My broad research areas are work, higher education, stratification, and labor movements. My dissertation, titled “Privileged Teachers and Struggling Breadwinners: Contingent Faculty and the Rise of Inequality in the Academy,” is a qualitative study of contingent faculty. Part 1 examines whether contingent faculty jobs are good or bad jobs, and for whom they are good or bad jobs. In this portion of the dissertation I develop a typology of contingent faculty based on two dimensions: job reward orientation and class location (which may be spouse-mediated). I argue that this combination of job reward orientation and class location affects both job satisfaction and quality of life, making these good jobs for only a small group of contingent faculty. This creates inequality both between contingent faculty and tenure-track faculty and among contingent faculty. Part 2, which I am currently conducting additional research for, focuses on efforts to improve contingent faculty jobs and examines in what ways they are able to improve these jobs, and who benefits the most from these improvements. This section will focus on top-down efforts by departments and universities and bottom-up efforts by contingent faculty unions and social movements. Top-down efforts tend to target status inequality, which matters the most for advantaged contingent faculty and bottom-up efforts tend to target economic inequality, which matters the most for disadvantaged contingent faculty. I will argue that in order to improve these jobs for all contingent faculty, both top-down and bottom-up efforts are necessary, but all efforts should consider the needs of different types of contingent faculty.

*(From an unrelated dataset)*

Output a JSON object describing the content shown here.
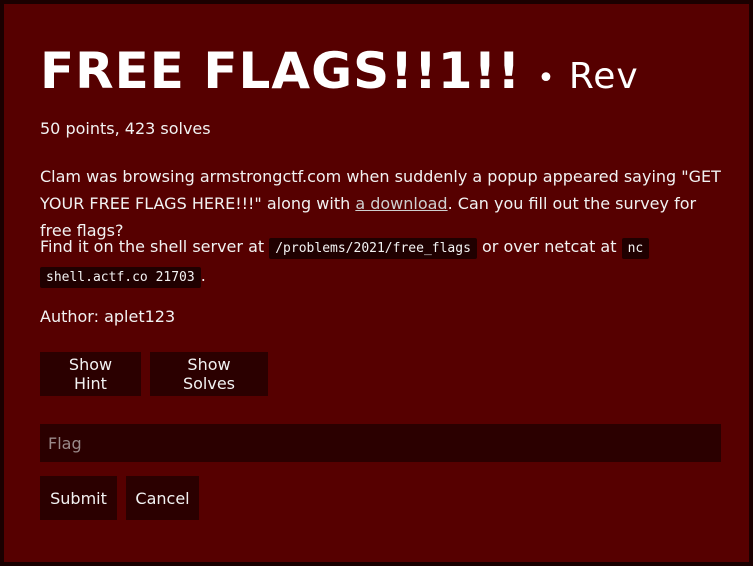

I have also conducted research on the tactics used by labor movements to fight anti-collective bargaining bills, which is the subject of my forthcoming article in Sociological Focus titled “When Mobilization is Not Enough: Political Mediation, Framing and the Use of Direct Democracy Devices by the Labor Movement in Response to Anti-Union Legislation.” I am also working on a collaborative quantitative project that uses CPS data to examine why women are more likely than men to be in involuntary part-time positions.